_Dataset records:_
*** Begin section ***
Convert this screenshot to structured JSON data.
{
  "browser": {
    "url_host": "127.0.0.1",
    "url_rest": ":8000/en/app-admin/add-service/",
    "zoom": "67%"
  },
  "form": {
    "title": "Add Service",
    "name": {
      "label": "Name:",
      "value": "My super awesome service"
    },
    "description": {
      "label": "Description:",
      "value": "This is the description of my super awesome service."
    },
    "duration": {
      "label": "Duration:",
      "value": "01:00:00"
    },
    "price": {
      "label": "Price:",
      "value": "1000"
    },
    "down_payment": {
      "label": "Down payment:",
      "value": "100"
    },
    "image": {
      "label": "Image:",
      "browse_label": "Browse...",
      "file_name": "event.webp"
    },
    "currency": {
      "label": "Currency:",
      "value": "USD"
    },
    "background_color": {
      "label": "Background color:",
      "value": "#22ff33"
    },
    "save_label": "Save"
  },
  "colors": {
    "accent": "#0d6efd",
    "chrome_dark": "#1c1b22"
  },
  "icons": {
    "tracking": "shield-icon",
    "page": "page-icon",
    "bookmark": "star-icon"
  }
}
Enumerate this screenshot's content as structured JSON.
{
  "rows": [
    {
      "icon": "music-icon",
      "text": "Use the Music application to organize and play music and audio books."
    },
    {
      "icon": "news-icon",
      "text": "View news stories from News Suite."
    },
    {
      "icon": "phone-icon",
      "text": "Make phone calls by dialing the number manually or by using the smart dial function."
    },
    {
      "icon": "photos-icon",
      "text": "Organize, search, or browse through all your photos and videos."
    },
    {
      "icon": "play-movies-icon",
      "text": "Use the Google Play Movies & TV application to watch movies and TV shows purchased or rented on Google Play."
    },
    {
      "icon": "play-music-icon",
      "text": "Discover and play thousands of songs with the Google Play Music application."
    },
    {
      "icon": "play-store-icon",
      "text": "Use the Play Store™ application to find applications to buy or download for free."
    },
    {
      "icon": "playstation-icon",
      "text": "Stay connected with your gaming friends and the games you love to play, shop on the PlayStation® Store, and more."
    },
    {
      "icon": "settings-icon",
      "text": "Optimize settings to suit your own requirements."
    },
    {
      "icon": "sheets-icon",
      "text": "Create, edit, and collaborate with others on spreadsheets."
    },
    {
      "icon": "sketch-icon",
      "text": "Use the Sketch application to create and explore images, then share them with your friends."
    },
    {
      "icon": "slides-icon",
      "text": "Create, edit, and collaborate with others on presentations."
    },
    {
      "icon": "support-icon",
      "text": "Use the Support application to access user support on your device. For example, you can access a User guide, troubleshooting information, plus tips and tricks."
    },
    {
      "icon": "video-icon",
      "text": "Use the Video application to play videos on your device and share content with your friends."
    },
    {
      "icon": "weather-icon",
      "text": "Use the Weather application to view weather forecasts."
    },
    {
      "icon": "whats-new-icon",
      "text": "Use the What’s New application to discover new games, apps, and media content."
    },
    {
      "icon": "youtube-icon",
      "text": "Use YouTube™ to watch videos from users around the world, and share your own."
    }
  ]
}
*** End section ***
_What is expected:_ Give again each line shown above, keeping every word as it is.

_Solved exercise:_
Convert this screenshot to structured JSON data.
{
  "browser": {
    "url_host": "127.0.0.1",
    "url_rest": ":8000/en/app-admin/add-service/",
    "zoom": "67%"
  },
  "form": {
    "title": "Add Service",
    "name": {
      "label": "Name:",
      "value": "My super awesome service"
    },
    "description": {
      "label": "Description:",
      "value": "This is the description of my super awesome service."
    },
    "duration": {
      "label": "Duration:",
      "value": "01:00:00"
    },
    "price": {
      "label": "Price:",
      "value": "1000"
    },
    "down_payment": {
      "label": "Down payment:",
      "value": "100"
    },
    "image": {
      "label": "Image:",
      "browse_label": "Browse...",
      "file_name": "event.webp"
    },
    "currency": {
      "label": "Currency:",
      "value": "USD"
    },
    "background_color": {
      "label": "Background color:",
      "value": "#22ff33"
    },
    "save_label": "Save"
  },
  "colors": {
    "accent": "#0d6efd",
    "chrome_dark": "#1c1b22"
  },
  "icons": {
    "tracking": "shield-icon",
    "page": "page-icon",
    "bookmark": "star-icon"
  }
}
Enumerate this screenshot's content as structured JSON.
{
  "rows": [
    {
      "icon": "music-icon",
      "text": "Use the Music application to organize and play music and audio books."
    },
    {
      "icon": "news-icon",
      "text": "View news stories from News Suite."
    },
    {
      "icon": "phone-icon",
      "text": "Make phone calls by dialing the number manually or by using the smart dial function."
    },
    {
      "icon": "photos-icon",
      "text": "Organize, search, or browse through all your photos and videos."
    },
    {
      "icon": "play-movies-icon",
      "text": "Use the Google Play Movies & TV application to watch movies and TV shows purchased or rented on Google Play."
    },
    {
      "icon": "play-music-icon",
      "text": "Discover and play thousands of songs with the Google Play Music application."
    },
    {
      "icon": "play-store-icon",
      "text": "Use the Play Store™ application to find applications to buy or download for free."
    },
    {
      "icon": "playstation-icon",
      "text": "Stay connected with your gaming friends and the games you love to play, shop on the PlayStation® Store, and more."
    },
    {
      "icon": "settings-icon",
      "text": "Optimize settings to suit your own requirements."
    },
    {
      "icon": "sheets-icon",
      "text": "Create, edit, and collaborate with others on spreadsheets."
    },
    {
      "icon": "sketch-icon",
      "text": "Use the Sketch application to create and explore images, then share them with your friends."
    },
    {
      "icon": "slides-icon",
      "text": "Create, edit, and collaborate with others on presentations."
    },
    {
      "icon": "support-icon",
      "text": "Use the Support application to access user support on your device. For example, you can access a User guide, troubleshooting information, plus tips and tricks."
    },
    {
      "icon": "video-icon",
      "text": "Use the Video application to play videos on your device and share content with your friends."
    },
    {
      "icon": "weather-icon",
      "text": "Use the Weather application to view weather forecasts."
    },
    {
      "icon": "whats-new-icon",
      "text": "Use the What’s New application to discover new games, apps, and media content."
    },
    {
      "icon": "youtube-icon",
      "text": "Use YouTube™ to watch videos from users around the world, and share your own."
    }
  ]
}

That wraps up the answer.